Top financial rating agencies, Moody’s and Standard & Poor’s, must face allegations they may be liable for California’s public employee pension system’s nearly $1 billion in losses during the mortgage crisis.
A state Court of Appeals refused to toss out the lawsuit by the California Public Employee Retirement System, CalPERS, in a decision Friday.
CalPERS accused the agencies of assigning highly favorable credit ratings to three structured investment vehicles (SIVs) that ultimately failed, causing billions of dollars in losses to CalPERS and other investors.
CalPERS said in its lawsuit that in 2006 and 2007, it invested roughly $1.3 billion n assets in medium-term debt issued by the SIVs after the rating agencies gave then the highest rating – “AAA.”
The SIVs ultimately filed bankruptcy and CalPERS lost as much as $1 billion, according to its lawsuit. SIVs typically represent asset-backed securities, such as auto loans, home equity loans and residential mortgage-backed securities, as well as credit card loans.
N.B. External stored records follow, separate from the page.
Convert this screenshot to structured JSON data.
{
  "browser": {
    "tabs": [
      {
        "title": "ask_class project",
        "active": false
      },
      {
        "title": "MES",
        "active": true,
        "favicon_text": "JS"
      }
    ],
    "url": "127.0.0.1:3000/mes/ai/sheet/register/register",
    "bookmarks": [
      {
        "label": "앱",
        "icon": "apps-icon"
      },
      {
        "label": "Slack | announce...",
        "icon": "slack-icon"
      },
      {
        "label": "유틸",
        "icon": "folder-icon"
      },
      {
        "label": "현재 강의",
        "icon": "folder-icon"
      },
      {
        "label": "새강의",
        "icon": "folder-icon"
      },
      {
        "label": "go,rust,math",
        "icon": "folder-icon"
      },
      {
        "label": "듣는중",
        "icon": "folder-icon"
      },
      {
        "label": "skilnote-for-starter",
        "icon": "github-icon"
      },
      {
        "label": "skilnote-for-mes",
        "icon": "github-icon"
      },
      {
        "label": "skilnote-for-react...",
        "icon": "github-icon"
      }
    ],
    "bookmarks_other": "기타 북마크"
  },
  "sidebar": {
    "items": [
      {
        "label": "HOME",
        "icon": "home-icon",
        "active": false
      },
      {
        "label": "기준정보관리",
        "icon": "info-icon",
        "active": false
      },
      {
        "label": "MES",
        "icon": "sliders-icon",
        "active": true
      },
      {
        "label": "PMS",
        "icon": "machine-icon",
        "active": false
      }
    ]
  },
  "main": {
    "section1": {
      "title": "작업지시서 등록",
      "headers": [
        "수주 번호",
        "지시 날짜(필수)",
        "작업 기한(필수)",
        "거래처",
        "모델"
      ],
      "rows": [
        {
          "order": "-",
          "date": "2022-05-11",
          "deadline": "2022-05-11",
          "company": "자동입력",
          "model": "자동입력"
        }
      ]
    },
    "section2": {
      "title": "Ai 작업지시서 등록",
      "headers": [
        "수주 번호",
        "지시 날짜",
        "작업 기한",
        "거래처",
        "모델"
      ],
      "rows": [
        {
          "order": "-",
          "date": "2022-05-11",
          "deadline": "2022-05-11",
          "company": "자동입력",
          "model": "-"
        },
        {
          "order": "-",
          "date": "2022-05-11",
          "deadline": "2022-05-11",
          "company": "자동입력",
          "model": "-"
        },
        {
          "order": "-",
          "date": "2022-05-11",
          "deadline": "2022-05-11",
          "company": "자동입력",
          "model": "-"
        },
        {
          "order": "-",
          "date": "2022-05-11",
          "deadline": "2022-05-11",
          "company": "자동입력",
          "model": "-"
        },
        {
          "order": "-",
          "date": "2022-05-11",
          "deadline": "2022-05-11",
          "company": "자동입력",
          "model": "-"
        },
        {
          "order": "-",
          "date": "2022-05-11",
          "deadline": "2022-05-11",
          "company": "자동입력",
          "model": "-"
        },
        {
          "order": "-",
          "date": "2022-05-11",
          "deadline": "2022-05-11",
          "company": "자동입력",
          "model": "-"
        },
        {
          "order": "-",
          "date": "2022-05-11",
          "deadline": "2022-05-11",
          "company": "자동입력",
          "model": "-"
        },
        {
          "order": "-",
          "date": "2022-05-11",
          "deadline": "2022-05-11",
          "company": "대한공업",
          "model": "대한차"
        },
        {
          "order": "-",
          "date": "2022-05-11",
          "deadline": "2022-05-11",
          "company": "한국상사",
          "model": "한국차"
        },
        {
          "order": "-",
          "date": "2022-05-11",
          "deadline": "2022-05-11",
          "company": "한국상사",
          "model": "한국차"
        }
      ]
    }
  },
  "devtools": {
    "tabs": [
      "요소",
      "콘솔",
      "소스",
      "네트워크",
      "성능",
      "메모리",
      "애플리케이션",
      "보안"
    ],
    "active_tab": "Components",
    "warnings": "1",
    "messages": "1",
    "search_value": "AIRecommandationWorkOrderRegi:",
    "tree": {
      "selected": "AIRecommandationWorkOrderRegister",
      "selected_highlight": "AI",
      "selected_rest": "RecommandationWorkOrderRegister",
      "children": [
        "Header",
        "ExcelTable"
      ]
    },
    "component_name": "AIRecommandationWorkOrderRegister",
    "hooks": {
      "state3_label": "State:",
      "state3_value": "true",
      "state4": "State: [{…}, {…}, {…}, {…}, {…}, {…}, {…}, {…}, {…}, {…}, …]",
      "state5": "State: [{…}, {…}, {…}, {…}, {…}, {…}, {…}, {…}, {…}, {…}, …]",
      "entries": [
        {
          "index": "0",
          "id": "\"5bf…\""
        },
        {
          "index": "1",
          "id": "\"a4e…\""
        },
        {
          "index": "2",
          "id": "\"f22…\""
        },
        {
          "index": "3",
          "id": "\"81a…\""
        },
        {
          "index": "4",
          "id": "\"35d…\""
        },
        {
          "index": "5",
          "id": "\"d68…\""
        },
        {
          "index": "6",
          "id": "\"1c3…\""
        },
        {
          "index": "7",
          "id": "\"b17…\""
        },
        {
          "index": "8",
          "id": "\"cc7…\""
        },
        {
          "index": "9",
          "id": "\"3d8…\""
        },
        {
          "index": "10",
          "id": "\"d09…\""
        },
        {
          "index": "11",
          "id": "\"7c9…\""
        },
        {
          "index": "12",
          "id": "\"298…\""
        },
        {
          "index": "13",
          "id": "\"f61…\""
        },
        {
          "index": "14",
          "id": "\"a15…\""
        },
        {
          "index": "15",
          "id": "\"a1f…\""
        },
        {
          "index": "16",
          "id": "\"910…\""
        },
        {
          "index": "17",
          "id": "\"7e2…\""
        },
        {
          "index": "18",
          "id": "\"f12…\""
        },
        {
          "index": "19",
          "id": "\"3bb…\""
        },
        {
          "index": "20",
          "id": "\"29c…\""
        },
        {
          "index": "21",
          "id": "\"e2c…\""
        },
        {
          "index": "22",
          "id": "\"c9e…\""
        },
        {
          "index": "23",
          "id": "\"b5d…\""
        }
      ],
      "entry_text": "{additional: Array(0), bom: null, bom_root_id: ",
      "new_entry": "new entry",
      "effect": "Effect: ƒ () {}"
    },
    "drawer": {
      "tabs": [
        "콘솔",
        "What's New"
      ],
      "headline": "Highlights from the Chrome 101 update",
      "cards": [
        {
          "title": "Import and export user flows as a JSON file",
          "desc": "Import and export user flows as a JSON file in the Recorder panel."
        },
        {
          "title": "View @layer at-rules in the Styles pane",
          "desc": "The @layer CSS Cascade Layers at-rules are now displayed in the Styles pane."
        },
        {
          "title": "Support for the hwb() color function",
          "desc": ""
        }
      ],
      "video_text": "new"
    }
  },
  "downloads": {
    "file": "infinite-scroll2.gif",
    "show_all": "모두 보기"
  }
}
CalPERS argued that the rating agencies played a much more active roale in assisting the issuers of the structured debt product in advance of the rating, which created and inherent conflict of interest.
The rating agencies sought to have the CalPERS lawsuit dismissed, using a law generally designed to protect free speech rights of individuals or small groups who protest government, or corporate actions. The law, known as the anti-SLAPP statute, allows for dismissal of harassing lawsuits filed purely to silence critics, rather than win a legal claim.
SLAPP suit, stands for Strategic Lawsuit Against Public Participation. Generally, they are defamation lawsuits, typically filed by a large developer seeking to silence critics of a project by forcing them to pay onerous legal fees to defend their claims.
The Anti-SLAPP law allows for immediate dismissal of a lawsuit determined to be a harassing SLAPP lawsuit. This is the claim Moody’s and Standard and Poor’s made against CalPERS, that they were victims of a SLAPP action.
Justice Martin Jenkins of the First District Court of Appeals said, “We conclude the First Amendment provides no basis for dismissing this case on anti-SLAPP grounds. He agreed with another appellate court that the anti-SLAPP law does not apply “in every case where the defendant may be able to raise a First Amendment defense.”
He concluded that CalPERS provided enough evidence that the ratings “are actionable as ‘professional opinions’ or ‘deliberate affirmations of fact’ regarding the nature and quality of the SIV product.”
He affirmed the trial court order denying the rating agency move to throw out the CalPers lawsuit under the anti-SLAPP law.
Case: CalPERS v. Moody’s Investors Service, No A134912